Evernote is a free note-taking application that can be used via the Web or using a client for computer or mobile devices. You can use it to type notes, capture audio notes, and upload documents to your account; the company allows other software developers to work with it and as a result has many other software packages that will sync notes and documents with Evernote.
Evernote offers premium and business accounts which offer additional features, including the ability to save larger files and create presentations within Evernote.
Need some suggestions on how to organize your Evernote to improve your productivity? This article by Michael Hyatt shows you how to tag things more efficiently.
As part of the Office suite of tools, OneNote has a native Windows client, but also allows you to work online via a Live.com/Outlook.com account. If you have an iPad, iPhone, iPod touch, or Android device, there's also a free app that syncs with Microsoft's servers, allowing you access to your OneNote notebooks.
The Cornell note-taking method has been around for quite some time, first published in Walter Pauk's book How to Study in College, yet many people still swear by it. Gina Trapani wrote a nice introduction to it on Lifehacker.com. You can design and print your own custom note-taking paper if you want, or go with the original version.
One of the first bookmarking services to allow people to share links with one another, Delicious lets you save your bookmarks and subscribe to other users' streams when you find people with similar interests.
Save links for later reading with Instapaper, one of the most popular and well-known link-saver apps. Add the bookmarklet to your browser for quick storage, and access your articles while you're on the go.
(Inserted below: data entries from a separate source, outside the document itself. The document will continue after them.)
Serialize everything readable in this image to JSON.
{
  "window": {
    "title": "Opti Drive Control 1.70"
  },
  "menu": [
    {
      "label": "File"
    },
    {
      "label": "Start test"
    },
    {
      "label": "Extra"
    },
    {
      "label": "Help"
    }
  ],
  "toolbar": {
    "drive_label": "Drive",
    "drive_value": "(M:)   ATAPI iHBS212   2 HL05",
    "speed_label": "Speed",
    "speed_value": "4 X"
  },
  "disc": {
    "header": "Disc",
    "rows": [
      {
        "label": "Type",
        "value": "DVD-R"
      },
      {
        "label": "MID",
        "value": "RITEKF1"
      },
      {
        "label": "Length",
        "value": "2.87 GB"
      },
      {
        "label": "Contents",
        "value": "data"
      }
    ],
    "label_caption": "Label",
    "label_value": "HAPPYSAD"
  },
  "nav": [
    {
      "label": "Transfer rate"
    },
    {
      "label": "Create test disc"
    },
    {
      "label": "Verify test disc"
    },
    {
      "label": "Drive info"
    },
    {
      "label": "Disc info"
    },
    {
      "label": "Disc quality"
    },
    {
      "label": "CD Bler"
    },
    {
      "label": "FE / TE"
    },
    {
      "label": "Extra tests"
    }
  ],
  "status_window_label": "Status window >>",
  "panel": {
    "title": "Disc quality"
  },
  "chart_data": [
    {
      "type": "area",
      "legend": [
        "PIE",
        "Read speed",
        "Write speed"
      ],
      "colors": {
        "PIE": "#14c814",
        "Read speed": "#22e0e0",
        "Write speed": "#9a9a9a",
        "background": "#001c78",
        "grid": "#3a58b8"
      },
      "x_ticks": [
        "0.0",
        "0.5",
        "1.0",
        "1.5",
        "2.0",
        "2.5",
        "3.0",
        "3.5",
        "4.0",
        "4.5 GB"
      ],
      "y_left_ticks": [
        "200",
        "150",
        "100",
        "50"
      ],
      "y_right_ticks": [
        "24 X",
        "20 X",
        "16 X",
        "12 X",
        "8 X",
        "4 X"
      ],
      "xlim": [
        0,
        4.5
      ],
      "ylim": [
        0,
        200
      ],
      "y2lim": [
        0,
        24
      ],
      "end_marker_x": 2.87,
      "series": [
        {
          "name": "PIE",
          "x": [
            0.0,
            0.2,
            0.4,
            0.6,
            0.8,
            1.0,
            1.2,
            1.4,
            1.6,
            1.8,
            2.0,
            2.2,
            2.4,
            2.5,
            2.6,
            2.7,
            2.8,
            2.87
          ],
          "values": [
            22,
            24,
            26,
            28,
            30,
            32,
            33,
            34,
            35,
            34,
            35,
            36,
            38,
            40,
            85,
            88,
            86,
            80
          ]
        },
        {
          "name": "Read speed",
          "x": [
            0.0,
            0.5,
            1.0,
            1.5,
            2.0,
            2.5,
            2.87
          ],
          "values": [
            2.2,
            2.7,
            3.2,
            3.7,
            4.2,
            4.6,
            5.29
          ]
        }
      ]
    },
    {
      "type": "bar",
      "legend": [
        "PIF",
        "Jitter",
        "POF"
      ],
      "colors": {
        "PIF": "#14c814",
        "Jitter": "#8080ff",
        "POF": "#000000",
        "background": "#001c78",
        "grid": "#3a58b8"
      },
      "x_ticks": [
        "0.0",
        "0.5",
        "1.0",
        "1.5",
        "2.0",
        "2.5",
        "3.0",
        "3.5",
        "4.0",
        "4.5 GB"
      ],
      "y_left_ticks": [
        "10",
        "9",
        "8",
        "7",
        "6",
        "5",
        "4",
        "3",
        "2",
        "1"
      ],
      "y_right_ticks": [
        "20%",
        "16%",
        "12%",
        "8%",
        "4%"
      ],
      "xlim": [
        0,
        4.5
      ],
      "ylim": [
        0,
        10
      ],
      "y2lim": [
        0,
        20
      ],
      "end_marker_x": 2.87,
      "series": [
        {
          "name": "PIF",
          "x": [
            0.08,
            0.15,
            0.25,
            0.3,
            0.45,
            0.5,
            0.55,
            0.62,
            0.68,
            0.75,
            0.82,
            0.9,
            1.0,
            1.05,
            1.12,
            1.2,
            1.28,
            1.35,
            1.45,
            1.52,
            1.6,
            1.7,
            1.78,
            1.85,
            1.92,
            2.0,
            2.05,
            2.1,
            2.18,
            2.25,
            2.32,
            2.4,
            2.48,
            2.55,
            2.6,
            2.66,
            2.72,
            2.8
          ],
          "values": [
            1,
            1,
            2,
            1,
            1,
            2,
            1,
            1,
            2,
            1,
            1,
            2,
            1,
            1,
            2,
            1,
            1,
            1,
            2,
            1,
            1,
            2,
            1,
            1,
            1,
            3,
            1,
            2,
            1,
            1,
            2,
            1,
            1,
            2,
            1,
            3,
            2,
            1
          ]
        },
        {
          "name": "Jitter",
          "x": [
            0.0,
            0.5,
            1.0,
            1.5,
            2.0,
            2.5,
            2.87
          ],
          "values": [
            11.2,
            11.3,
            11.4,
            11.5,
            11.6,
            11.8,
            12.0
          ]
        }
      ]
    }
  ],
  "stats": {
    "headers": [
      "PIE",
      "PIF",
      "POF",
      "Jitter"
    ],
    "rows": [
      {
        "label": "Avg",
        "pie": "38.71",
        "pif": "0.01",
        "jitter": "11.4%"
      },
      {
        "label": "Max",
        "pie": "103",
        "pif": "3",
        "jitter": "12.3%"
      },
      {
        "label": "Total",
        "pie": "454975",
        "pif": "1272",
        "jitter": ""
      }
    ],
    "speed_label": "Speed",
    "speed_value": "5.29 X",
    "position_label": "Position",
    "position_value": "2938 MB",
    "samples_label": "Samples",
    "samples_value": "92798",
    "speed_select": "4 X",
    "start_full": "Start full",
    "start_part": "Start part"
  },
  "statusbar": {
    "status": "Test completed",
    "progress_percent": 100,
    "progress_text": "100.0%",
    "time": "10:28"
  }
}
Formerly Read It Later, Pocket is an app for iOS (Apple devices) or Android that lets you save articles to be read later. You can save material directly from your computer's Web browser, by e-mail, or via one of many mobile applications. The service and app are free.